Shou Zi Chew: Who is the TikTok CEO?

The emphasis has now been placed on TikTok’s mysterious CEO Shou Zi Chew amid growing global mistrust of the Chinese app that could result in the app getting ban in the United States 

The Dilemma 

The 40-year-old Singaporean will speak on Thursday about the app’s data security and privacy policies as well as address the growing concerns over its suspected connections to Beijing before the US House Energy and Commerce Committee. Little is known about his way of doing things or even the extent of his influence within the business. The public face of TikTok, chief operating officer Vanessa Pappas, was questioned by Congress last September on US data transfers to China. According to a New York Times story published in September, which cited former TikTok and ByteDance officials, Mr. Chew’s power to make decisions is constrained and ByteDance founder Zhang Yiming is the one who is really in charge of the organization. But now that TikTok’s ties to the Chinese government are coming under intense investigation, the social media platform is making Mr. Chew the centre of attention in the public eye. 

The career of Shou Zi Chew

The company considered it worth mentioning that he is not from China but rather is a Singaporean born in Singapore in a letter sent to MPs last June, underlining the fact that it acts independently of parent company ByteDance. He was born and brought up in the city-state, went to a prestigious Chinese-language school, and speaks Mandarin and English with ease. During his military conscription, he held the distinguished position of officer in Singapore’s armed services. 

Mr. Chew graduated from University College London with a bachelor’s in economics before getting admitted to Harvard Business School, where he received an MBA and also worked as an intern at Facebook when it was still in its starting days. He reportedly spent five years working for the investment firm DST, where he oversaw a group that invested early in ByteDance in 2013. In addition to this, he spent two years working as an investment banker at Goldman Sachs. The Chinese smartphone juggernaut Xiaomi, where he later served as president of its international business, hired him to lead them through its 2018 IPO.

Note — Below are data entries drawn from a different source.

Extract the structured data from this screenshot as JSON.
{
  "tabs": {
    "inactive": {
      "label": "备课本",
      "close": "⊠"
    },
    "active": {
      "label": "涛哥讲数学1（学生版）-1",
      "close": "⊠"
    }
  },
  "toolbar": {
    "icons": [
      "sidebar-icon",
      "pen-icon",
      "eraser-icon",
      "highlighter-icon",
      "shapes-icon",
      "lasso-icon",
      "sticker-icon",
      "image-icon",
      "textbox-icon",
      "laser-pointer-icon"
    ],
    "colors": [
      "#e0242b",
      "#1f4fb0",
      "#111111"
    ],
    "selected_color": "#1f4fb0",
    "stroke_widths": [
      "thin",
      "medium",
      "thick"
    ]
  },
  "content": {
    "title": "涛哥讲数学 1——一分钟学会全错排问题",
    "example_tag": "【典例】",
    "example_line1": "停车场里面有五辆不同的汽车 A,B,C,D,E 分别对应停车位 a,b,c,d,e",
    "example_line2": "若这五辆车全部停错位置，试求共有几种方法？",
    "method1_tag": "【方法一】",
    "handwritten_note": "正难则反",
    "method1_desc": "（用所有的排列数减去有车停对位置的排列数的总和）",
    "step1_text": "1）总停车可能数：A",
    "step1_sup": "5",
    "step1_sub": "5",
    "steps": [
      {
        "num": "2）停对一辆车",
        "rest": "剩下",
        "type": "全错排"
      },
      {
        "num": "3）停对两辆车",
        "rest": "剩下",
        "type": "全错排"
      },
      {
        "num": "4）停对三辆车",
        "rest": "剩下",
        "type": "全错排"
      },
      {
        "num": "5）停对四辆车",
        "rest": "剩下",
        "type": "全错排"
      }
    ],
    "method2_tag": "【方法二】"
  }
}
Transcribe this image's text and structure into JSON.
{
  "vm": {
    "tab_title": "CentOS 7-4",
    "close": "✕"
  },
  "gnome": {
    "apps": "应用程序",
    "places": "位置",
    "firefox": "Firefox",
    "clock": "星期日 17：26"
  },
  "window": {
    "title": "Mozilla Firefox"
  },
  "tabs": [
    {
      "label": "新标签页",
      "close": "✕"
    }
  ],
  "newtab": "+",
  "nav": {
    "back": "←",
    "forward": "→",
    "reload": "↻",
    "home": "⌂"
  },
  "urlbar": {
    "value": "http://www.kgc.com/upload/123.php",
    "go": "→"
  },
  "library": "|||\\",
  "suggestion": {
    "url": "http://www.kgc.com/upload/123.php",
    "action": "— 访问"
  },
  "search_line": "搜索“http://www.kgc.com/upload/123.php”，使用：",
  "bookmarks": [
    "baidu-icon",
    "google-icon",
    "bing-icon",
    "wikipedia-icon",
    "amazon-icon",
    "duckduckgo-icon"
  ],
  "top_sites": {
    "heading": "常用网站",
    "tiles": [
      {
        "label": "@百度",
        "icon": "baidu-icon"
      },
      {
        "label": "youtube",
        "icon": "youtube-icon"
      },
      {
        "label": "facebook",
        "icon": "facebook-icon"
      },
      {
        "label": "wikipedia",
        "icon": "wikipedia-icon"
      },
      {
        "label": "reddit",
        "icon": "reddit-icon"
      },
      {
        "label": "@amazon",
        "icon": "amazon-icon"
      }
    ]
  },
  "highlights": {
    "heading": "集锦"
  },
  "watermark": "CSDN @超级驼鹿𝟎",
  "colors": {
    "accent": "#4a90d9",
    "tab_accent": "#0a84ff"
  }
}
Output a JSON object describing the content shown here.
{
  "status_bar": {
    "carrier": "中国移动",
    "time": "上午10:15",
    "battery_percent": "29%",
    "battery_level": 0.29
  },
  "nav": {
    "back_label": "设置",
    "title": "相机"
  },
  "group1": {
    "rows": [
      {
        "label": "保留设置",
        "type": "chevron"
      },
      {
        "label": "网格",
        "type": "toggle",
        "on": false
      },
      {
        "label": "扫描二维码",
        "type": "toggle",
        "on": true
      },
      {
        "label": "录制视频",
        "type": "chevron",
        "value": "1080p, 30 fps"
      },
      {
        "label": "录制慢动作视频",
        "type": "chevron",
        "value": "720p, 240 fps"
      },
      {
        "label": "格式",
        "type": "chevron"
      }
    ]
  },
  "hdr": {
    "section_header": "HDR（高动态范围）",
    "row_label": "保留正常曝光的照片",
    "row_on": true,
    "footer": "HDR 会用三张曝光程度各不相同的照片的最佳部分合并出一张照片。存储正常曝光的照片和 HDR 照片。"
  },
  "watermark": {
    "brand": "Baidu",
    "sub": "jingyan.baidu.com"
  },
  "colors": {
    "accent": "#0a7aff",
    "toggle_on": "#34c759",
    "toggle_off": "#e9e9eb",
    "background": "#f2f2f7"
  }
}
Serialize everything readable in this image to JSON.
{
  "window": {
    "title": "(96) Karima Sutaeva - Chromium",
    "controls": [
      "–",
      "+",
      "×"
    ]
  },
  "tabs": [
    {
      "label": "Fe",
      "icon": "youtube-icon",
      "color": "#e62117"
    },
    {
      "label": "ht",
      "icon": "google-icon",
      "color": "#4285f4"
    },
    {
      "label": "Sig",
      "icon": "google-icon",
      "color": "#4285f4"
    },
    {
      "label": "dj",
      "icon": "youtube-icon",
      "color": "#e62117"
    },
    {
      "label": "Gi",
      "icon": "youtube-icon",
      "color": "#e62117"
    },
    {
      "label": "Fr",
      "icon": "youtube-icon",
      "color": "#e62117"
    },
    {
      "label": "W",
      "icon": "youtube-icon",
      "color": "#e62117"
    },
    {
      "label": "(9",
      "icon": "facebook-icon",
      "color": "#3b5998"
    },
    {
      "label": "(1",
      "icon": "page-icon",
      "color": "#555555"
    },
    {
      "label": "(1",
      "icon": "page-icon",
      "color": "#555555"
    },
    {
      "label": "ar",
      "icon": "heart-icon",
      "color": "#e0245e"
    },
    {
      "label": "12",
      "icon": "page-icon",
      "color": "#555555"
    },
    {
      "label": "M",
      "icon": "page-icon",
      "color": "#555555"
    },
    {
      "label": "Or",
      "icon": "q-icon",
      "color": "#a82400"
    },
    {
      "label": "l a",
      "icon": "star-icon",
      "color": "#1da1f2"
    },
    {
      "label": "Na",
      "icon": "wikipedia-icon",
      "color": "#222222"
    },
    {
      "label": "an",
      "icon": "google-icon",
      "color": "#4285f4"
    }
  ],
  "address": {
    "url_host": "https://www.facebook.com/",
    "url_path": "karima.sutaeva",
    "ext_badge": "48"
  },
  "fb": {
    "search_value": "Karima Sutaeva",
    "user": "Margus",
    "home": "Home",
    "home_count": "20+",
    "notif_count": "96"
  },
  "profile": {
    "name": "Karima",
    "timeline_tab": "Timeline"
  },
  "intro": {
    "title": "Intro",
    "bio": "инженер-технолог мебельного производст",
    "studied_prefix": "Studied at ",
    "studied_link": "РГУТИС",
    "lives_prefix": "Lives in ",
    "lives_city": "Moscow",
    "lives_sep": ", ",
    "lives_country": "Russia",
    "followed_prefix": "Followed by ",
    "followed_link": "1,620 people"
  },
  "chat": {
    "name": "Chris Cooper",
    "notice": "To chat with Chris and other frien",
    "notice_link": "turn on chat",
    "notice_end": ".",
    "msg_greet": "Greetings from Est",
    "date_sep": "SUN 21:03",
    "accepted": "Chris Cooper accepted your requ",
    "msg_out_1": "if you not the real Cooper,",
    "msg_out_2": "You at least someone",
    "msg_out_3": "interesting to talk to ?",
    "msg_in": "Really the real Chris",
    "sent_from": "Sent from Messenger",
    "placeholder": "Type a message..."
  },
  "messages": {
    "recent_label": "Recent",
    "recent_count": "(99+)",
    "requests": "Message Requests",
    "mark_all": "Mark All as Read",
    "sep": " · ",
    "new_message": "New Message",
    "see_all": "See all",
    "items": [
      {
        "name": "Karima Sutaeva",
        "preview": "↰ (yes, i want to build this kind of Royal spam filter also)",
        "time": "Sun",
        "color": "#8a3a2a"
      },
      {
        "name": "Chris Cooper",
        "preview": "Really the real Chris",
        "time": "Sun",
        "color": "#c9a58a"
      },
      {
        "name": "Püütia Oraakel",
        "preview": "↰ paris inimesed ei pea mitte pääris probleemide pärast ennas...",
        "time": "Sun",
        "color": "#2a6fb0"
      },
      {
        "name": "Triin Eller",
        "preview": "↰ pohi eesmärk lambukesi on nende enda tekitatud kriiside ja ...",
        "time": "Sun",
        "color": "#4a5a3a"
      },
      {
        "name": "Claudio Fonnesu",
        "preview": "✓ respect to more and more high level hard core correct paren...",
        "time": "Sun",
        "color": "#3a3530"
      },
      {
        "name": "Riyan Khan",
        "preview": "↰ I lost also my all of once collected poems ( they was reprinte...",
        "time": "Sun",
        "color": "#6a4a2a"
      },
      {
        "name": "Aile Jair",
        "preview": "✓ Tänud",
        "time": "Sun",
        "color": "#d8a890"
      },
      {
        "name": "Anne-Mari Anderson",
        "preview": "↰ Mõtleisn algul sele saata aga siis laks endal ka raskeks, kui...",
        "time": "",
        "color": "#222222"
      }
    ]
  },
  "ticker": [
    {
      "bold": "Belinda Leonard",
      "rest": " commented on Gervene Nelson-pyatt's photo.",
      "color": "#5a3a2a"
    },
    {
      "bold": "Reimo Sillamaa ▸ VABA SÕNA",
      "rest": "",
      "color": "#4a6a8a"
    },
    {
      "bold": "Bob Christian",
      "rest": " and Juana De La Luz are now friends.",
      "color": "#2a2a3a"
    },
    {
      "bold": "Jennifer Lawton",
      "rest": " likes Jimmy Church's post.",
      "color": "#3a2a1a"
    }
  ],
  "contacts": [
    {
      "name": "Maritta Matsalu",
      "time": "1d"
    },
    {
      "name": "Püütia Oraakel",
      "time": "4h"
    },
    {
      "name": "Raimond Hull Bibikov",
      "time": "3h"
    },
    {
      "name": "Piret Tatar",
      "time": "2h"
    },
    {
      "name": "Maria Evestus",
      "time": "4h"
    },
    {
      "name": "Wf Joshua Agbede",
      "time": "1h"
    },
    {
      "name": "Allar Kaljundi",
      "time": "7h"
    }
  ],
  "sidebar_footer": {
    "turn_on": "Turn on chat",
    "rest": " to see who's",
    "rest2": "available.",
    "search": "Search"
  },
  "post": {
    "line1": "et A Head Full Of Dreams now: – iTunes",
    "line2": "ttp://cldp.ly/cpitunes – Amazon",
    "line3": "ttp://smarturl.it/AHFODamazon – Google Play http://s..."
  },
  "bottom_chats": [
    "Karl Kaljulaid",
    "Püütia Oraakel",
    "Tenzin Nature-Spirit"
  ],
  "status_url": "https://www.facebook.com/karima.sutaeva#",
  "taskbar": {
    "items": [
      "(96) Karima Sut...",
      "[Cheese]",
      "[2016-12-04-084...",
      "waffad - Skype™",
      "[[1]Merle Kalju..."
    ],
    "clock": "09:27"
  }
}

In March 2021, he resigned and joined ByteDance, where he became the first individual to hold the position of chief financial officer. Two months later, following the sudden resignation of his predecessor Kevin Mayer due to the Trump administration’s efforts to force the sale of TikTok’s US assets, he assumed the position of TikTok CEO.

Mightiest challenge

As US politicians demand that TikTok transfers control of its US assets or be ready to face a ban, Mr. Chew is now swimming in deep and hot waters, swarming with sharks. The TikTok ban campaign is fueled by a “toxic American political atmosphere,” according to an opinion coined on Tuesday by the state-run Global Times, and it will surely be against free market principles. TikTok’s Chinese heritage is deemed to be an “original sin” by American officials and lawmakers, it said. Mr. Chew, who is under constant pressure from both parties, seems to have started something of a charm offensive in recent times. 

Nearly a year after taking control of the platform, he created his own TikTok account, @shou.time, in February of last year to share snippets of his personal life. Since then, Mr. Chew’s over 18,000 followers have witnessed him attending NBA and Super Bowl events, meeting famous people like Bill Murray, and badly attempting a dance with Ciara.

He has worked the media circuit, stating in interviews that he enjoys playing golf and that comedian Kevin Hart is one of his favorite celebrities. The father of two, who is wed to Vivian Kao, the CEO of an investment firm, said he forbids his “too young” kids from using TikTok.

Reiterating assurances that TikTok does not represent a threat to US interests, he has recently made the rounds of major US media outlets.

Additionally, he directly requested assistance from US users of the program. He requested their input in a video that was uploaded on TikTok’s official account on Monday evening in Washington.